__RECORDS PROVIDED__.
==================================================
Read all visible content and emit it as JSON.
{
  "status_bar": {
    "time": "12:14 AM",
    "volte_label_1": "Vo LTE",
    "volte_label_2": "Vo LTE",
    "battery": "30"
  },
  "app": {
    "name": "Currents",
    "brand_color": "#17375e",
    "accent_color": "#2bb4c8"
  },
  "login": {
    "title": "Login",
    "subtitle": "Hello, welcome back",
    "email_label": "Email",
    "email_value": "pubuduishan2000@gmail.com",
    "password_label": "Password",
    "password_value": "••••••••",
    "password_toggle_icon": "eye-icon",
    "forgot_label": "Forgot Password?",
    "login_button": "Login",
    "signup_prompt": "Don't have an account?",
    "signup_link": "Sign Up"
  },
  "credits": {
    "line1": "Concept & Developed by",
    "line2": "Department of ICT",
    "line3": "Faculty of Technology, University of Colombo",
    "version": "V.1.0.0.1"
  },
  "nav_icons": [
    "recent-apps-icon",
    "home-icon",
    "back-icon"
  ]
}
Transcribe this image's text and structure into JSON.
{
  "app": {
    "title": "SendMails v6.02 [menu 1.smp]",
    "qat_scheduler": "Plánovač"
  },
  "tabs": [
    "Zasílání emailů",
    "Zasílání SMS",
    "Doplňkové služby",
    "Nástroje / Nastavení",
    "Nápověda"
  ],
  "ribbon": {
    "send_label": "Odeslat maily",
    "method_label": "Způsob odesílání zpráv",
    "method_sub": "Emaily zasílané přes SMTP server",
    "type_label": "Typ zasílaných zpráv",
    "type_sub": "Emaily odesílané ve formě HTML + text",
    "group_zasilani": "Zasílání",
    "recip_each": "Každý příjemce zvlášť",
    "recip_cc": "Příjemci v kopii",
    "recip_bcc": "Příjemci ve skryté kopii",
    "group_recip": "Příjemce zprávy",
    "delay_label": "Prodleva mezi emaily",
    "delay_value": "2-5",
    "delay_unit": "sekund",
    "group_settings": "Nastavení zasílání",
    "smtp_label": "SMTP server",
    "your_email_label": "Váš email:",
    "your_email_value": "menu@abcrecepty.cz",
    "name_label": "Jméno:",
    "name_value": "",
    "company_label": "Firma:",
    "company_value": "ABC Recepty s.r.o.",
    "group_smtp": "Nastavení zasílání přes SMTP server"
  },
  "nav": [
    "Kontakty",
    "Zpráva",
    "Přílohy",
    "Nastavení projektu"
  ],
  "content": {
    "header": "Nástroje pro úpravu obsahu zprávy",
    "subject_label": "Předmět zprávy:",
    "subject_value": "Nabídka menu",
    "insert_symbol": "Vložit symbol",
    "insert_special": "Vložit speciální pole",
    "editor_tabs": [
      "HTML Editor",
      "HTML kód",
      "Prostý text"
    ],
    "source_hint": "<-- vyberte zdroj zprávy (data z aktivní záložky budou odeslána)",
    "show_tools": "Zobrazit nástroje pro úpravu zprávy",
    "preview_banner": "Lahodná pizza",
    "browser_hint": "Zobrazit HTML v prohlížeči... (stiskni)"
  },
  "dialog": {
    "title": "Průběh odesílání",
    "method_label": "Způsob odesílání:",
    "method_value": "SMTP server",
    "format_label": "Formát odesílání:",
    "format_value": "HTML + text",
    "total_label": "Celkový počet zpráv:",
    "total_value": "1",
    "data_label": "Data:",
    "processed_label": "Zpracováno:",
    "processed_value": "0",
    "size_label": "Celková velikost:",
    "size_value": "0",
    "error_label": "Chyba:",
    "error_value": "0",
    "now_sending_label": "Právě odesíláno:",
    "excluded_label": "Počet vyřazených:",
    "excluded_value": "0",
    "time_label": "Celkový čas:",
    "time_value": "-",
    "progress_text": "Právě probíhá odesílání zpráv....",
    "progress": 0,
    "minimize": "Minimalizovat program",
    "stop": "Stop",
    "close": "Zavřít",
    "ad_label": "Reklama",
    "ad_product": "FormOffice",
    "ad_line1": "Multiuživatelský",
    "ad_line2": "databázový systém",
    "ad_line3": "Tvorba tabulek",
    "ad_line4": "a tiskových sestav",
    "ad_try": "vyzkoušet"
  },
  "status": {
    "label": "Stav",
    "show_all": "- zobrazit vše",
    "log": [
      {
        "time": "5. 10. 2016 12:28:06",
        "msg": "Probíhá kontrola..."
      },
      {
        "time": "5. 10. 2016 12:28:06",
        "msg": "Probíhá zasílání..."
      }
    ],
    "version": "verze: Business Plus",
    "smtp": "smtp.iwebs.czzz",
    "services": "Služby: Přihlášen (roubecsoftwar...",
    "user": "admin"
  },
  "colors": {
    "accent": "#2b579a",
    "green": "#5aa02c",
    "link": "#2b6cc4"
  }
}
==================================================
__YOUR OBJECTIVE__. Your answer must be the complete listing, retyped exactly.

__ANSWER BOX__.
Read all visible content and emit it as JSON.
{
  "status_bar": {
    "time": "12:14 AM",
    "volte_label_1": "Vo LTE",
    "volte_label_2": "Vo LTE",
    "battery": "30"
  },
  "app": {
    "name": "Currents",
    "brand_color": "#17375e",
    "accent_color": "#2bb4c8"
  },
  "login": {
    "title": "Login",
    "subtitle": "Hello, welcome back",
    "email_label": "Email",
    "email_value": "pubuduishan2000@gmail.com",
    "password_label": "Password",
    "password_value": "••••••••",
    "password_toggle_icon": "eye-icon",
    "forgot_label": "Forgot Password?",
    "login_button": "Login",
    "signup_prompt": "Don't have an account?",
    "signup_link": "Sign Up"
  },
  "credits": {
    "line1": "Concept & Developed by",
    "line2": "Department of ICT",
    "line3": "Faculty of Technology, University of Colombo",
    "version": "V.1.0.0.1"
  },
  "nav_icons": [
    "recent-apps-icon",
    "home-icon",
    "back-icon"
  ]
}
Transcribe this image's text and structure into JSON.
{
  "app": {
    "title": "SendMails v6.02 [menu 1.smp]",
    "qat_scheduler": "Plánovač"
  },
  "tabs": [
    "Zasílání emailů",
    "Zasílání SMS",
    "Doplňkové služby",
    "Nástroje / Nastavení",
    "Nápověda"
  ],
  "ribbon": {
    "send_label": "Odeslat maily",
    "method_label": "Způsob odesílání zpráv",
    "method_sub": "Emaily zasílané přes SMTP server",
    "type_label": "Typ zasílaných zpráv",
    "type_sub": "Emaily odesílané ve formě HTML + text",
    "group_zasilani": "Zasílání",
    "recip_each": "Každý příjemce zvlášť",
    "recip_cc": "Příjemci v kopii",
    "recip_bcc": "Příjemci ve skryté kopii",
    "group_recip": "Příjemce zprávy",
    "delay_label": "Prodleva mezi emaily",
    "delay_value": "2-5",
    "delay_unit": "sekund",
    "group_settings": "Nastavení zasílání",
    "smtp_label": "SMTP server",
    "your_email_label": "Váš email:",
    "your_email_value": "menu@abcrecepty.cz",
    "name_label": "Jméno:",
    "name_value": "",
    "company_label": "Firma:",
    "company_value": "ABC Recepty s.r.o.",
    "group_smtp": "Nastavení zasílání přes SMTP server"
  },
  "nav": [
    "Kontakty",
    "Zpráva",
    "Přílohy",
    "Nastavení projektu"
  ],
  "content": {
    "header": "Nástroje pro úpravu obsahu zprávy",
    "subject_label": "Předmět zprávy:",
    "subject_value": "Nabídka menu",
    "insert_symbol": "Vložit symbol",
    "insert_special": "Vložit speciální pole",
    "editor_tabs": [
      "HTML Editor",
      "HTML kód",
      "Prostý text"
    ],
    "source_hint": "<-- vyberte zdroj zprávy (data z aktivní záložky budou odeslána)",
    "show_tools": "Zobrazit nástroje pro úpravu zprávy",
    "preview_banner": "Lahodná pizza",
    "browser_hint": "Zobrazit HTML v prohlížeči... (stiskni)"
  },
  "dialog": {
    "title": "Průběh odesílání",
    "method_label": "Způsob odesílání:",
    "method_value": "SMTP server",
    "format_label": "Formát odesílání:",
    "format_value": "HTML + text",
    "total_label": "Celkový počet zpráv:",
    "total_value": "1",
    "data_label": "Data:",
    "processed_label": "Zpracováno:",
    "processed_value": "0",
    "size_label": "Celková velikost:",
    "size_value": "0",
    "error_label": "Chyba:",
    "error_value": "0",
    "now_sending_label": "Právě odesíláno:",
    "excluded_label": "Počet vyřazených:",
    "excluded_value": "0",
    "time_label": "Celkový čas:",
    "time_value": "-",
    "progress_text": "Právě probíhá odesílání zpráv....",
    "progress": 0,
    "minimize": "Minimalizovat program",
    "stop": "Stop",
    "close": "Zavřít",
    "ad_label": "Reklama",
    "ad_product": "FormOffice",
    "ad_line1": "Multiuživatelský",
    "ad_line2": "databázový systém",
    "ad_line3": "Tvorba tabulek",
    "ad_line4": "a tiskových sestav",
    "ad_try": "vyzkoušet"
  },
  "status": {
    "label": "Stav",
    "show_all": "- zobrazit vše",
    "log": [
      {
        "time": "5. 10. 2016 12:28:06",
        "msg": "Probíhá kontrola..."
      },
      {
        "time": "5. 10. 2016 12:28:06",
        "msg": "Probíhá zasílání..."
      }
    ],
    "version": "verze: Business Plus",
    "smtp": "smtp.iwebs.czzz",
    "services": "Služby: Přihlášen (roubecsoftwar...",
    "user": "admin"
  },
  "colors": {
    "accent": "#2b579a",
    "green": "#5aa02c",
    "link": "#2b6cc4"
  }
}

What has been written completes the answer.